Tax deductions allow individuals and corporations to subtract certain expenses from their taxable income, which reduces their overall bill. The legal system gives you a choice of adding up all of your deductible expenses—and providing evidence of these expenses to the IRS upon request—or simply deducting a flat amount, no questions asked. That flat amount is named a "standard deduction."

 

Standard deduction basics

Standard deductions make sure that all taxpayers have a minimum of some income that's not subject to federal tax. Standard deductions generally increase annually thanks to inflation. you've got the choice of claiming the quality deduction or itemizing your deductions. However, you'll never claim both within the same year. you'll find that a lot of states that impose a tax also will allow you to say an identical sort of deduction on your state tax return.

 

Standard deduction amounts

The amount of your standard deduction depends on the filing status you qualify for. In 2019 for instance, single taxpayers and married taxpayers who file separate returns can claim a $12,200 standard deduction. Married couples filing jointly can claim an amount that's twice as large, $24,400, and taxpayers filing as "head of household" (single individuals with dependents) can claim a typical deduction of $18,350.

 

Standard deduction increases

The federal tax system increases the quality deduction for taxpayers who are age 65 or older, blind, or both. The IRS allows the blindness adjustment for people that are either partially or totally blind. The tax code defines "partly blind" as having a field of vision of no quite 20 degrees or corrected vision no better than 20/200; you will need a licensed statement from an eye fixed doctor backing up your claim. many nations offer similar adjustments for age and blindness.

 

Special situations

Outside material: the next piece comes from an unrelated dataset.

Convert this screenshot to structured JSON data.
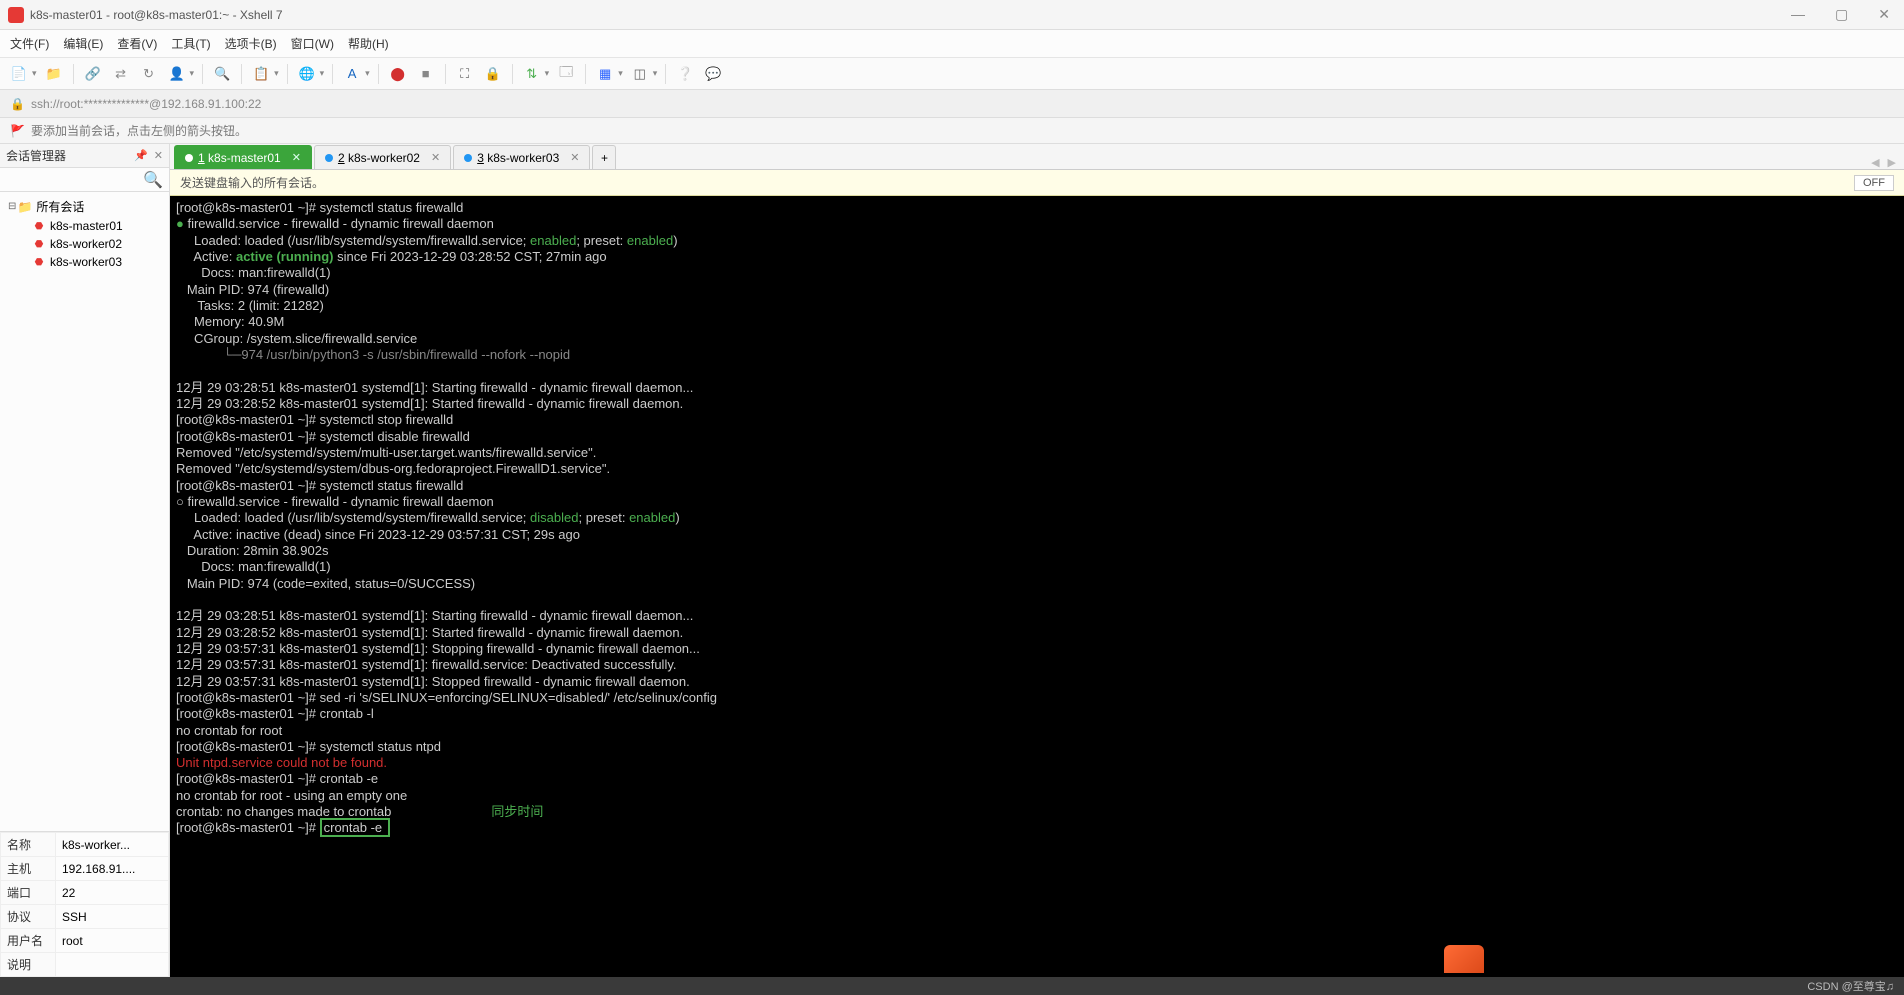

Some taxpayers cannot take the federal standard deduction. If you're married but file taxes separately and your spouse itemizes deductions on his or her return, then you cannot claim the quality deduction. you furthermore may can't claim it if you (or your spouse, if filing jointly) were a nonresident alien at any time during the tax year. Finally, if you modify your annual accounting period and file a return that covers but 12 months, the quality deduction is unavailable.

 

Standard deduction vs. Itemizing

It's much simpler to say the quality deduction than to itemize, but it could cost you money. The IRS recommends that you simply take the time to run the numbers to ascertain which option gives you a much bigger deduction (TurboTax will do that for you).

In particular, you would possibly consider itemizing if you made substantial charitable donations, if you paid mortgage interest and property taxes on your home, or if you had large amounts of out-of-pocket medical expenses, or uninsured losses from a theft or casualty, like a fireplace or natural disaster.

 

Medical  Expenses Deduction


Medical expenses are any costs incurred within the prevention or treatment of injury or disease. Medical expenses deduction include health and dental insurance premiums, doctor and hospital visits, co-pays, prescription, and over-the-counter drugs, glasses and contacts, crutches and wheelchairs, to call a couple of. Medical expenses that aren't reimbursed are deductible within certain limits (see below).

Taxpayers with access to group insurance coverage are seldom ready to deduct medical expenses that aren't reimbursed on their taxes. Only those that itemize their deductions are eligible to say any medical expenses on Schedule A. Furthermore, only those expenses that exceed 7.5 percent of the taxpayer's adjusted gross income (AGI) are often deducted.